Of course we had to go into the Thing-me-Bobs Shop although it was a tad disappointing; I thought there might be more 'indescribably thing-me-bobs'! And with the North Sea calling us from the bottom of the road - some people just have to see the sea if it's in the vicinity! - I first got to make a diversion into Fabric8 and rummage in their 30p a piece (or 5 pieces for £1) scraps box for more patchwork bits. I found 6 pieces and she wouldn’t give them to me for £1 :(  They’re only small pieces!! Amazingly it was my very patient husband who praised this shop very highly, taking great delight in the plain white shirt buttons available in tubes, never mind about the gorgeous heart-shaped, pretty polka-dot and teddy bear buttons!

Lastly as we crossed the road on the way to find the car and make our way home, there was Treasure Chest Books! While he got stuck at the counter paging through a Naval book on Flower Class Corvettes etc, I discovered this shop goes on and on and on and further and further back, with old books on every single imaginable subject. Sadly not enough time to browse properly as Bella would need her walk very soon, not to mention not enough spare cash in the purse! Sigh! Definitely another visit to Felixstowe soon!

Monday, 13 May 2013

Walking in May!

     We’ve reached month five, that is the 5th month of 2013, which means we’re very nearly half way through the year! :O

     Spring rocked up a little later than expected but nature has embraced her and the daffodils made their appearance then quickly disappeared, some tulips took their place and quickly exited, but the next door neighbours’ pansies are still smiling all the way down the pathway!

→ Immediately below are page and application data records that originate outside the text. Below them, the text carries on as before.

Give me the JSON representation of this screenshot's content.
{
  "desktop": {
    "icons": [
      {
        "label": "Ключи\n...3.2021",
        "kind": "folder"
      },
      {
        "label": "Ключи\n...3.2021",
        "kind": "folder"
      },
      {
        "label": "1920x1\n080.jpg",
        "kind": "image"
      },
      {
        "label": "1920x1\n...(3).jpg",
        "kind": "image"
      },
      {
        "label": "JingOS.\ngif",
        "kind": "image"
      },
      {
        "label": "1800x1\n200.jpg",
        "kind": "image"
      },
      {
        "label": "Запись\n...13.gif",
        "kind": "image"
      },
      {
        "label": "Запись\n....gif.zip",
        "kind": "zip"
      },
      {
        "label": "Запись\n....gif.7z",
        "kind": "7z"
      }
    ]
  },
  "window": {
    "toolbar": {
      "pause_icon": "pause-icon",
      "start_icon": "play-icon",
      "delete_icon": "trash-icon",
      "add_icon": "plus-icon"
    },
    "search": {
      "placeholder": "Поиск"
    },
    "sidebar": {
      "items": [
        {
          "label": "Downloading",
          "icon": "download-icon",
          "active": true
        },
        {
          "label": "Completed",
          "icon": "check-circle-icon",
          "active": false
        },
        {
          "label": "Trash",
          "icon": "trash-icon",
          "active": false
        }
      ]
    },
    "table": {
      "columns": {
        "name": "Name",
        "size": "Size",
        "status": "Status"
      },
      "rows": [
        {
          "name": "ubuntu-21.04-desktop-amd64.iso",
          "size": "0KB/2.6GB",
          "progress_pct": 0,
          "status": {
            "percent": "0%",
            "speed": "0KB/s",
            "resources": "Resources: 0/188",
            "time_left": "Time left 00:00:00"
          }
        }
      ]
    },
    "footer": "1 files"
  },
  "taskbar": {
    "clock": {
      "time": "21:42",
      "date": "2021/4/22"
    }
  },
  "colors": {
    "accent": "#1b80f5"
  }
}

     The sun gratefully took his rightful place and turned up the heating just a little, and April, having been March-bound for an entire month, sent along her showers about three weeks late.

     All in all, it’s been a lovely Spring – and I most certainly hope the majority of Britain’s subjects remember these May sunny days; like the May Bank Holiday when Felixtowe promenade was teeming with young and old, families and dogs, as if it was a Saturday or Sunday! But I suspect it will be like all previous years, "Lousy summer eh?!" choosing to ignore the more spectacular Spring - probably a moral in that somewhere!

     And now that the country paths are dry and passable, it’s once again a pleasure to walk the dog. We all know that we see far more of the little things when walking than when whizzing past in a car; so the tree’s odd shapes, the dappled shadows, the dark clouds against a blue sky through new green growth on trees, is actually more beautiful in real life than a photograph could ever reproduce.

     The fields of Flax (rape) which look amazing from a distance, like Mrs Giant left her sunny yellow scarf at the countryside picnic spot, somehow lose their magic a little when close up; one tends to see the green stems more than the cheery yellow flowers when standing right next to them – there’s probably a moral in that somewhere too!

     So although these pics probably don’t look like much, in real life it was enough to calm a soul, de-stress and feel good!

Bella enjoyed it too!

Rooks and ducks scarpered over Pin Mill when the scarecrow gun boomed!

Even the dandelions looked cheerful!